Plot: `Testament of Youth` has become a well-known story over the last year due to the release of the film. However, it is a story that has been told – or attempted to be told – since Vera Brittain first tried to record in writing her memoirs of the First World War and all that it entailed for her.
Mark Bostridge tells Vera’s story. What happened to her, how it affected her life and what her struggles involved in order to become a novelist in such a time. It also explores his own journey in getting involved in such a remarkable tale.
Quote: `Then I hit on an idea that had been lodged in the back of my mind for some time: I would write a short book about Shirley’s mother, Vera Brittain, feminist and pacifist, and author of the classic woman’s memoir of the First World War, Testament of Youth.`
Opinion: I intended to read the Testament of Youth novel penned by Vera Brittain herself. This was an accidental read. I’m so glad it happened. I didn’t realise the novel itself is precisely that; a story told by an author about `fictional` characters. Through sheer luck, I ended up reading exactly what I had intended to – the story about what happened to Vera Brittain and all that she endured during the First World War.
Having seen the film, I knew I was letting myself in for a heart-breaking tale. I was aware of some of the losses in her life. While there has been some cinematic changes for the screen, the real story is no less of a tragedy. But what Bostridge portrays is how Vera struggled to actually get herself heard in a time that was meant for men. Disobeying the rules and regulations of nursing to be with the ones she cares about shows a depth to her character that somehow, the film missed. She was prepared to literally do whatever it took to be where she felt she was needed the most.
Despite the tragedy of the content, the book is written in such a way that it is engaging and keeps you page turning. Bostridge tells Vera’s story by making her the heroine of this tale, making the reader empathise with her in a way you would if she was a character in a fictional novel. He doesn’t shy away from her faults but presents a real woman – an important distinction reminding us she existed.

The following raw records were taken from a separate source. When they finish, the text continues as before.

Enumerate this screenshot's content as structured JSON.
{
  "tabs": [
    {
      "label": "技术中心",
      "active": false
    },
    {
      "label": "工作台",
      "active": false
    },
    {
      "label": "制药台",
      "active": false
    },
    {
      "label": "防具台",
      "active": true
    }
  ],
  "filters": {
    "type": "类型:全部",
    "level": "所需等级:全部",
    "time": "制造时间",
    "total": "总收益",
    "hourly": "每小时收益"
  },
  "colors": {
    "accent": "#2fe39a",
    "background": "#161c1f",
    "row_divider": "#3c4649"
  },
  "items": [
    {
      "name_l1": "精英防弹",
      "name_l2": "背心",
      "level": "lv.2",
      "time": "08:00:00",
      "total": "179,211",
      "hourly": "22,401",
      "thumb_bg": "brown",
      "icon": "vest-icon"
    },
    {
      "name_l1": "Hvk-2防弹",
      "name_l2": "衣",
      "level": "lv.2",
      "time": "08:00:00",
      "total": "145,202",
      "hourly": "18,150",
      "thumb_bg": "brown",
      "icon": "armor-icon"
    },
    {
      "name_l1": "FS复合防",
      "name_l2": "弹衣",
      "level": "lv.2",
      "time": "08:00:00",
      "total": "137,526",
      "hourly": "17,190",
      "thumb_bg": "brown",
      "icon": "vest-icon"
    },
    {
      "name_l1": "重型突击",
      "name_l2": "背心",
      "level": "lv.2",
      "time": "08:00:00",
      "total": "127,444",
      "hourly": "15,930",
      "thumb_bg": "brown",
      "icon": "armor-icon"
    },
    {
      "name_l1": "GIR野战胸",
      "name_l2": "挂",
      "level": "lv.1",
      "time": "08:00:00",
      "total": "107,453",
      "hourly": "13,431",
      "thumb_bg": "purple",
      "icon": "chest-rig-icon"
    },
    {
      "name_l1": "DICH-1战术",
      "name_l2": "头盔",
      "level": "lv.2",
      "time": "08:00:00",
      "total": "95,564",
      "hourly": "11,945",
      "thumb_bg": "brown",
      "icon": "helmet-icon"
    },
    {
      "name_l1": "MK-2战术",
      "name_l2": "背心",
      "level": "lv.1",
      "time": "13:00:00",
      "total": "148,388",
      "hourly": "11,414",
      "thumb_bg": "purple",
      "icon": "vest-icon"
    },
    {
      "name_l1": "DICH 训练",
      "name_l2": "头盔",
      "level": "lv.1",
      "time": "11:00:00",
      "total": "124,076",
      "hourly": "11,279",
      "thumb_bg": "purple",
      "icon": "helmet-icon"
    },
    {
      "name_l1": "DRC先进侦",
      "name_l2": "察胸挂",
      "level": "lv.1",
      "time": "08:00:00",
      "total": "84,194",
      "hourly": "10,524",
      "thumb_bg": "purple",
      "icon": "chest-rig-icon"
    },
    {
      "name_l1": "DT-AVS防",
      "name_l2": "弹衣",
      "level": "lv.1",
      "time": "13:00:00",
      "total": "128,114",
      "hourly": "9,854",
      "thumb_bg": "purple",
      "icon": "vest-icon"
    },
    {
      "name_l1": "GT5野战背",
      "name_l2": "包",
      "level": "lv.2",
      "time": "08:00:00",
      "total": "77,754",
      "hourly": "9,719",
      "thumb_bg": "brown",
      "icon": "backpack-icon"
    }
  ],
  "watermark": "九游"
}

This is the first biography I have read for a long time. Bostridge has encouraged me to seek out more, giving a glimpse into the past that makes the reader feel like they knew Vera herself. It opens up a time of war, not by presenting the battles but by showing the heart-break for those left behind and what it meant to be a woman in the First World War. For anyone interested in either this time period or feminism itself – or even Vera Brittain – then this book is a must read.